* **Stored data**
#####

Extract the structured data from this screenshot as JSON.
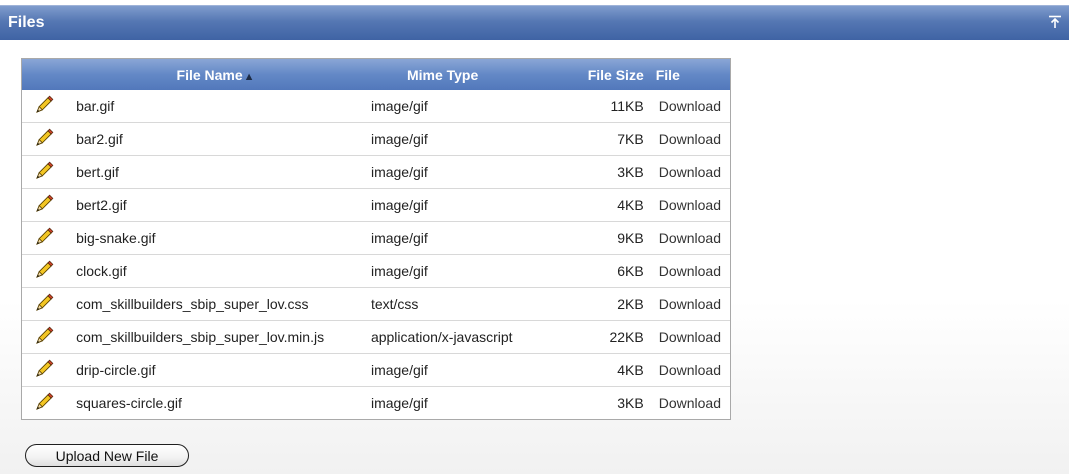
{
  "region": {
    "title": "Files"
  },
  "table": {
    "columns": {
      "file_name": "File Name",
      "sort_indicator": "▲",
      "mime_type": "Mime Type",
      "file_size": "File Size",
      "file": "File"
    },
    "rows": [
      {
        "name": "bar.gif",
        "mime": "image/gif",
        "size": "11KB",
        "link": "Download"
      },
      {
        "name": "bar2.gif",
        "mime": "image/gif",
        "size": "7KB",
        "link": "Download"
      },
      {
        "name": "bert.gif",
        "mime": "image/gif",
        "size": "3KB",
        "link": "Download"
      },
      {
        "name": "bert2.gif",
        "mime": "image/gif",
        "size": "4KB",
        "link": "Download"
      },
      {
        "name": "big-snake.gif",
        "mime": "image/gif",
        "size": "9KB",
        "link": "Download"
      },
      {
        "name": "clock.gif",
        "mime": "image/gif",
        "size": "6KB",
        "link": "Download"
      },
      {
        "name": "com_skillbuilders_sbip_super_lov.css",
        "mime": "text/css",
        "size": "2KB",
        "link": "Download"
      },
      {
        "name": "com_skillbuilders_sbip_super_lov.min.js",
        "mime": "application/x-javascript",
        "size": "22KB",
        "link": "Download"
      },
      {
        "name": "drip-circle.gif",
        "mime": "image/gif",
        "size": "4KB",
        "link": "Download"
      },
      {
        "name": "squares-circle.gif",
        "mime": "image/gif",
        "size": "3KB",
        "link": "Download"
      }
    ]
  },
  "actions": {
    "upload_label": "Upload New File"
  },
  "icons": {
    "edit": "pencil-icon",
    "top": "arrow-up-to-top-icon"
  },
  "colors": {
    "header_blue": "#3f63a4",
    "table_header_blue": "#6388c6"
  }
}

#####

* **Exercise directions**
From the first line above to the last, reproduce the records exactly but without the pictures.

* **Result of this task**
Extract the structured data from this screenshot as JSON.
{
  "region": {
    "title": "Files"
  },
  "table": {
    "columns": {
      "file_name": "File Name",
      "sort_indicator": "▲",
      "mime_type": "Mime Type",
      "file_size": "File Size",
      "file": "File"
    },
    "rows": [
      {
        "name": "bar.gif",
        "mime": "image/gif",
        "size": "11KB",
        "link": "Download"
      },
      {
        "name": "bar2.gif",
        "mime": "image/gif",
        "size": "7KB",
        "link": "Download"
      },
      {
        "name": "bert.gif",
        "mime": "image/gif",
        "size": "3KB",
        "link": "Download"
      },
      {
        "name": "bert2.gif",
        "mime": "image/gif",
        "size": "4KB",
        "link": "Download"
      },
      {
        "name": "big-snake.gif",
        "mime": "image/gif",
        "size": "9KB",
        "link": "Download"
      },
      {
        "name": "clock.gif",
        "mime": "image/gif",
        "size": "6KB",
        "link": "Download"
      },
      {
        "name": "com_skillbuilders_sbip_super_lov.css",
        "mime": "text/css",
        "size": "2KB",
        "link": "Download"
      },
      {
        "name": "com_skillbuilders_sbip_super_lov.min.js",
        "mime": "application/x-javascript",
        "size": "22KB",
        "link": "Download"
      },
      {
        "name": "drip-circle.gif",
        "mime": "image/gif",
        "size": "4KB",
        "link": "Download"
      },
      {
        "name": "squares-circle.gif",
        "mime": "image/gif",
        "size": "3KB",
        "link": "Download"
      }
    ]
  },
  "actions": {
    "upload_label": "Upload New File"
  },
  "icons": {
    "edit": "pencil-icon",
    "top": "arrow-up-to-top-icon"
  },
  "colors": {
    "header_blue": "#3f63a4",
    "table_header_blue": "#6388c6"
  }
}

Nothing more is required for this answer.